** Exercise directions **
Gather each line in the entries that includes the string "devtools".

** Records to use **
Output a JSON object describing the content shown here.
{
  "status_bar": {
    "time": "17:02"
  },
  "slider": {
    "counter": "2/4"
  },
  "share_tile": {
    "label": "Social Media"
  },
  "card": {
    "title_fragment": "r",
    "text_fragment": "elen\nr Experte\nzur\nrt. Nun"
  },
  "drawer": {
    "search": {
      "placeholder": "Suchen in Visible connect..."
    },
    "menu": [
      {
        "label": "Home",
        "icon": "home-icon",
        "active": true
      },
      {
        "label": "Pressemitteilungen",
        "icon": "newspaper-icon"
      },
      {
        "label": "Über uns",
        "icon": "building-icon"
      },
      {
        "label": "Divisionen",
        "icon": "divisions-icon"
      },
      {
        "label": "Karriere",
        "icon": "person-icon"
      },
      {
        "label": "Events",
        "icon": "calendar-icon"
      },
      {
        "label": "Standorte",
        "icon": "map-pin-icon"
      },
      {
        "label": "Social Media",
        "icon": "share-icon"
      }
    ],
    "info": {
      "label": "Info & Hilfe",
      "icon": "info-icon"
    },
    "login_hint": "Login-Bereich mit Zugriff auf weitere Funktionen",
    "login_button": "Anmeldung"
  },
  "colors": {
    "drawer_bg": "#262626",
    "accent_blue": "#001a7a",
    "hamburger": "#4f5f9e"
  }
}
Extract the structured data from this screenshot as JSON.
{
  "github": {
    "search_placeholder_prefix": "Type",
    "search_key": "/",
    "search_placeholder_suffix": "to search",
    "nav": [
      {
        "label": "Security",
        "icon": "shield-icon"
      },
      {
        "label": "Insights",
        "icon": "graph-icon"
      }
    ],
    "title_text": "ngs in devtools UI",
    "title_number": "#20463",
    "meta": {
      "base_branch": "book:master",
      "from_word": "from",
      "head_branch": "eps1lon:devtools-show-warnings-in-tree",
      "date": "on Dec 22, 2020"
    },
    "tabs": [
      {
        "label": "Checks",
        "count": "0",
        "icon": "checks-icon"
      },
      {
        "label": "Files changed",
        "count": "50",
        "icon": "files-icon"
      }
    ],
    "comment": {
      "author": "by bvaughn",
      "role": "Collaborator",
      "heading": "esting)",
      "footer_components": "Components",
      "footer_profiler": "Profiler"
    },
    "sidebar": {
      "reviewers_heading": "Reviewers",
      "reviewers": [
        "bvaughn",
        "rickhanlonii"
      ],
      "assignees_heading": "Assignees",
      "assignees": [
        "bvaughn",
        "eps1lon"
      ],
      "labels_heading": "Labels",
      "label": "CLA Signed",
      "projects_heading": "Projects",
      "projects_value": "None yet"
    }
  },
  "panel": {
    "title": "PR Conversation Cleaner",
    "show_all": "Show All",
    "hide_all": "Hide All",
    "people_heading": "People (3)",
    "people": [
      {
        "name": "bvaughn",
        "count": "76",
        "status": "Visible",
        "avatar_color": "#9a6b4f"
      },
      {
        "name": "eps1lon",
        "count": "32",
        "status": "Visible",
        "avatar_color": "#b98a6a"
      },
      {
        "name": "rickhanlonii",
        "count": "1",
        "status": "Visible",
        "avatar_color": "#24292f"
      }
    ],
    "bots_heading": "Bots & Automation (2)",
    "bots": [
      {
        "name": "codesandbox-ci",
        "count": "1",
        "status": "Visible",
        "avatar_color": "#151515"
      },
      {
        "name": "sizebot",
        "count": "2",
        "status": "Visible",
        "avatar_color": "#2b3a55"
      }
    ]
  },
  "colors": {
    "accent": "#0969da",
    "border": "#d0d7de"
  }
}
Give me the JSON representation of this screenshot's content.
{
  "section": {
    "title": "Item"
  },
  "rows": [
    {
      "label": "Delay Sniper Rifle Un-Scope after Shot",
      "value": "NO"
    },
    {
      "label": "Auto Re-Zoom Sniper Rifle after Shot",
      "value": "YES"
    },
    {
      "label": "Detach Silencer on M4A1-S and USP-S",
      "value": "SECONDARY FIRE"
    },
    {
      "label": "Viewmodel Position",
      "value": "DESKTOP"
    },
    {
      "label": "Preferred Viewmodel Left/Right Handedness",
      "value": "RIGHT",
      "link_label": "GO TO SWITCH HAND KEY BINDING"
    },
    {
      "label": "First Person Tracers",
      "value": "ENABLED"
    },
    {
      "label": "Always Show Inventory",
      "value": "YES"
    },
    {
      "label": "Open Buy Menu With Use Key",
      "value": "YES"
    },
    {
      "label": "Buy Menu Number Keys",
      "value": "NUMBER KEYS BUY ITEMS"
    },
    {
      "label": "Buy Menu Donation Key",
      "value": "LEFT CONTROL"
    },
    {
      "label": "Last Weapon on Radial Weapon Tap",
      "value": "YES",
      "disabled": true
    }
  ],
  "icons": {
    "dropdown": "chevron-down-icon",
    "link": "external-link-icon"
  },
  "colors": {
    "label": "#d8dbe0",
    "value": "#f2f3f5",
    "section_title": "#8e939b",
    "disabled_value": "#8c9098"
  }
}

** Result **
    "title_text": "ngs in devtools UI",
      "head_branch": "eps1lon:devtools-show-warnings-in-tree",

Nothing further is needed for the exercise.